__DATA EXTRACTS__
┄┄┄┄┄┄┄┄┄┄┄┄┄┄┄┄┄┄┄┄

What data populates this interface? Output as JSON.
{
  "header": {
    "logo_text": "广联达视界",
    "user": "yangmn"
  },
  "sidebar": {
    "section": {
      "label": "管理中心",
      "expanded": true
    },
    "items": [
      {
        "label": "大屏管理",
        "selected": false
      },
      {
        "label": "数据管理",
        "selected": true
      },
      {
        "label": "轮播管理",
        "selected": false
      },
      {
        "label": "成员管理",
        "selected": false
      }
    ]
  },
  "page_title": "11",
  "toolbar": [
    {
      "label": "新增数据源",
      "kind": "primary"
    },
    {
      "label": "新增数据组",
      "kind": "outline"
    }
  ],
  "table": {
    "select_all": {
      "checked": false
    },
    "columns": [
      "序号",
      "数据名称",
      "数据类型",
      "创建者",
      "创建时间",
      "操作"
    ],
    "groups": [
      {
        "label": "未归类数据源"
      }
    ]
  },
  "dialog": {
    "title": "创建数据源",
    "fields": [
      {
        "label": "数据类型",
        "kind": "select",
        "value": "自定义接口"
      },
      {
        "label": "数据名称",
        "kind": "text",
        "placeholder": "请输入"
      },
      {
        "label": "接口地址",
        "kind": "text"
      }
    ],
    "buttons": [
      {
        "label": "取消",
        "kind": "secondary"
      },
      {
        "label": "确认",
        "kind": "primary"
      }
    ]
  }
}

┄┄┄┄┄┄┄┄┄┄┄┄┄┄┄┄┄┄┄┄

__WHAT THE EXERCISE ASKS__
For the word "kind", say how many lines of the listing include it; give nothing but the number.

__OUTPUT FOR THIS TASK__
7